The Palestra in West Philly has been home to some of the greatest college basketball ever played.

The traditional home to Philly’s “Big Five” basketball schools: Penn, Villanova, St. Joe’s, Temple and LaSalle, will be rockin’ this winter as the rivalry celebrates it’s 50th Anniversary. 

The annual “Big Five Classic” will take place in December as a doubleheader tips off at the venerable old building, with LaSalle taking on Drexel (considered by many the 6th member) followed by Penn taking on Temple. 

It all starts tonight with “Midnight Madness”. 

The rules of the NCAA allow teams to begin practice at midnight tonight, and so many teams kickoff their seasons at that point with traditional opening celebrations. 
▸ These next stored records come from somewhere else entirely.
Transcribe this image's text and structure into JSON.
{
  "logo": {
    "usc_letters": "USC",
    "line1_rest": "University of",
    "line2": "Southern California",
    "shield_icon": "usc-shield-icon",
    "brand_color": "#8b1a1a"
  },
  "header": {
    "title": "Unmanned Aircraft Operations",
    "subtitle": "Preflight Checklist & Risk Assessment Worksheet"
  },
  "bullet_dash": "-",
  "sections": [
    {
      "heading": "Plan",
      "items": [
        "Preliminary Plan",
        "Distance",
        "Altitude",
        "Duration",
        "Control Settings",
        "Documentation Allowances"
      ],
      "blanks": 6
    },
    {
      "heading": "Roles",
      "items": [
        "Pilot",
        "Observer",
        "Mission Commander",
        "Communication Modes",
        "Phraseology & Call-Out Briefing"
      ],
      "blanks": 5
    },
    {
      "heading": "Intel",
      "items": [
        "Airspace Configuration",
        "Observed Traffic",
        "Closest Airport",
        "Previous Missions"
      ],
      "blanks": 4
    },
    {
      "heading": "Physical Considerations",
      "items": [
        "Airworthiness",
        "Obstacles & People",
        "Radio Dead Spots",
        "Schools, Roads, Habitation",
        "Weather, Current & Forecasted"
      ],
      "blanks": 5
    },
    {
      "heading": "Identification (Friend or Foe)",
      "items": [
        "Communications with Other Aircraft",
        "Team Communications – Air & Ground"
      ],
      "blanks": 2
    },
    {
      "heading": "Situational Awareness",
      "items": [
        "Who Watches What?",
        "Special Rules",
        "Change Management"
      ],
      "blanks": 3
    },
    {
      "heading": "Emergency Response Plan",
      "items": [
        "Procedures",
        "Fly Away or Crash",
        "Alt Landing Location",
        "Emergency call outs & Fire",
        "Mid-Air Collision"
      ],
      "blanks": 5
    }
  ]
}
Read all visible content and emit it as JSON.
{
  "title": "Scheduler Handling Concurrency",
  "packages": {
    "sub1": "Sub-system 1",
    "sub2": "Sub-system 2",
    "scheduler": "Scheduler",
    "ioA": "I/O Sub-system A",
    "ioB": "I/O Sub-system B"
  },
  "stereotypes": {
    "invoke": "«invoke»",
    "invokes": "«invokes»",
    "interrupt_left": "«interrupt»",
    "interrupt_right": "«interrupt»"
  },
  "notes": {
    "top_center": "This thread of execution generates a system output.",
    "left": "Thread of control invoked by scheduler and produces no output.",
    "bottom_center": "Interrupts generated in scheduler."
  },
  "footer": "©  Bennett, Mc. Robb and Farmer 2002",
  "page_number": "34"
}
Villanova has national championship aspirations. Penn will once again be a contender for the Ivy League title and its accompanying automatic berth in the NAAA tournament. 

St. Joe’s and Temple, led by veteran coach’s Phil Martelli and John Chaney respectively, are always strong clubs. LaSalle has 9-straight losing seasons, but has reasonable hopes at finally reaching the .500 mark. 

The men’s basketball teams of Philly’s Big Five schools should prove to be tough on any opponent that they come up against, and should provide a nice amateur sporting alternative to the higher-priced pros this winter.